What are the symptoms of bowel cancer?

The NHS says that more than 90 per cent of people with bowel cancer have one of the following combinations of symptoms:

  • a persistent change in bowel habit — pooing more often, with looser, runnier poos, and sometimes stomach (abdominal) pain.

  • blood in the poo without other symptoms of piles (haemorrhoids).

  • abdominal pain, discomfort or bloating — always brought on by eating.

Biggest symptom of bowel cancer not to ignore

A recent study published in BMC Primary Care involved 511 cancer cases among 61,802 patients.

The study found rectal bleeding, also known as haematochezia, was the most common symptom. This had a specific rating of 99.4 per cent, meaning it is the most reliable indicator of bowel cancer.

Bowel cancer can in some cases cause bowel obstruction, which is when digestive waste can’t pass through the bowel. Symptoms of bowel obstruction include the following:

  • intermittent, and occasionally severe, abdominal pain always brought on by eating.

  • unintentional weight loss with persistent abdominal pain.

  • constant swelling of the tummy with abdominal pain.

  • being sick with constant abdominal swelling.
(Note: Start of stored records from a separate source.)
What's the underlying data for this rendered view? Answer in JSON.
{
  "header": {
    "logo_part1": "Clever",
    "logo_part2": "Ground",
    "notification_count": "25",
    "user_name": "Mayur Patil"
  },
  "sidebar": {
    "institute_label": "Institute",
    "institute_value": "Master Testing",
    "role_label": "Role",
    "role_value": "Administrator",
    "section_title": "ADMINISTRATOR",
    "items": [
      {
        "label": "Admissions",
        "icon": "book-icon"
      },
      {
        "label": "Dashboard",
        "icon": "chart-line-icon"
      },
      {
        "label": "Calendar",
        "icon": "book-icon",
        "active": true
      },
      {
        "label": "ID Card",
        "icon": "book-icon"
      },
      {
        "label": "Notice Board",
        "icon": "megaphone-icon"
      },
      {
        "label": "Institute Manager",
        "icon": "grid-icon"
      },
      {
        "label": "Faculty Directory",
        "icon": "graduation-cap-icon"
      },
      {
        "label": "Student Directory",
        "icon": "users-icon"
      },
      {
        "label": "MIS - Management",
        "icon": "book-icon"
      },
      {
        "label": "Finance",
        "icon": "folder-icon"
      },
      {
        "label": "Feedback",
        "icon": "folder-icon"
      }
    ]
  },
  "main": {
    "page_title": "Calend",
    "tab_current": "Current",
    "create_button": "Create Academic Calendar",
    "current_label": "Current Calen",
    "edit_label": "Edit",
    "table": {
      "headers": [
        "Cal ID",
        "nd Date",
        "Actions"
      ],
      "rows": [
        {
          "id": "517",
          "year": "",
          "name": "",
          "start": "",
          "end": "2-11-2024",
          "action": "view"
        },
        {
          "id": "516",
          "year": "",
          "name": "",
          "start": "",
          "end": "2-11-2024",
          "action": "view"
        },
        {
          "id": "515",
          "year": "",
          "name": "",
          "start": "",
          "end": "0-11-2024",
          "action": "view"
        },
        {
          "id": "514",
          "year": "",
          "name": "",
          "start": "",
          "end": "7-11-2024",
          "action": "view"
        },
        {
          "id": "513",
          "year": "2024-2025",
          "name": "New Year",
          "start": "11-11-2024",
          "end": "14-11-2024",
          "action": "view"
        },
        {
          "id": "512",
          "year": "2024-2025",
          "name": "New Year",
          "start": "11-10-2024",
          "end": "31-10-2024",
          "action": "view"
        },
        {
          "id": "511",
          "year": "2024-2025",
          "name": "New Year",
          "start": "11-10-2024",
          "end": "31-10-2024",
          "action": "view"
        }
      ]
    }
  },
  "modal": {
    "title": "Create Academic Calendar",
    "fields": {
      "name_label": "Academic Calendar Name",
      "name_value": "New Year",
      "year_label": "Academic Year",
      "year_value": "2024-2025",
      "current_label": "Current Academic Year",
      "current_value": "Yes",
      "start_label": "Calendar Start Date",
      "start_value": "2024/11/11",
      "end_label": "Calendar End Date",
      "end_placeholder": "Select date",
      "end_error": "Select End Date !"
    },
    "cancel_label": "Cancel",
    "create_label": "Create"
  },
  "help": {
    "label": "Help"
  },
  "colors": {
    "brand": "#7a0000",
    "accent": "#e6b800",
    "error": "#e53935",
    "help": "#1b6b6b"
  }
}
When should I see a GP?

The NHS advises people to seek medical advice if they have any symptoms for three weeks or more.

“Make sure you see a GP if your symptoms persist or keep coming back after stopping treatment, regardless of their severity or your age. You’ll probably be referred to hospital,” it adds.

A plant-based diet has been found to help reduce a person’s risk of developing bowel cancer.

What are the risks and causes of bowel cancer?

The risk of developing bowel cancer depends on several factors, including age, genetics, and lifestyle.

Cancer Research UK says consuming excessive red and processed meat or too little fibre can increase the risk. Being overweight or obese, smoking, and drinking alcohol are also risk factors.

Family history can also affect the likelihood of developing bowel cancer. Cancer Research UK says: “Your risk of bowel cancer is increased if you have a first-degree relative (parent, sibling, child) diagnosed with bowel cancer.”

Some medical conditions, including bowel conditions, can also increase your risk.

For more information, visit Cancer Research UK and the NHS website.